report 10% of la’s homeless are fast food workers
According to a new report, thousands of Los Angeles County fast food workers are homeless due to low wages and housing costs.
Fast food workers make up an astounding 11% of California’s homeless population, a number nearly matched in Los Angeles County (9%) and the City of Los Angeles (8%). They estimate 10,000 homeless fast-food workers in California and 3,600 in L.A. County.
“All low-wage workers face some level of risk that they will become homeless,” the study says. Low wages, part-time work, and employee churn increase this risk in fast food. Interlocking hazards hinder workers’ rent payments.”
According to the report, frontline fast-food workers earned $16,800 in 2020, 27% less than workers in other industries, and “the poverty rate for the households of frontline workers in California is three times higher than the rate for the rest of the state’s workers.”
According to the study, if the industry provided “sustaining pay and stable employment,” 10,120 fewer Californians and 3,595 fewer in Los Angeles County would be homeless.
From 2014 to 2022, California had over 170,000 homeless people, up 51%.
43 percent of Los Angeles residents live in “overcrowded housing” and 25 percent pay more than half their income on rent.
The report attributes fast-food workers’ homelessness to low wages and unstable hours. Fast food frontline workers work 1,340 hours per year or 26 hours per week.

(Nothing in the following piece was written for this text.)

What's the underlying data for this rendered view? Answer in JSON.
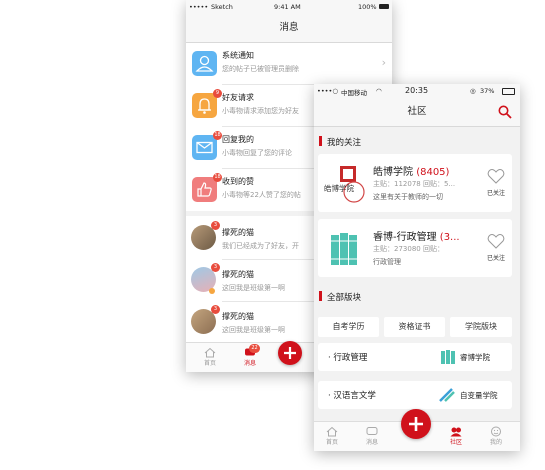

“Low wages, part-time hours, on-demand scheduling, and unpredictable scheduling create and perpetuate poverty,” the study says. “Workers scramble between jobs to escape poverty while fighting the deprivation and housing instability caused by intermittent unemployment.”
Last year, Governor Gavin Newsom signed AB 257 into law, raising the minimum wage for many fast-food franchise workers to $22. However, a Nov. 2024 ballot initiative allows voters to stop the law from taking effect.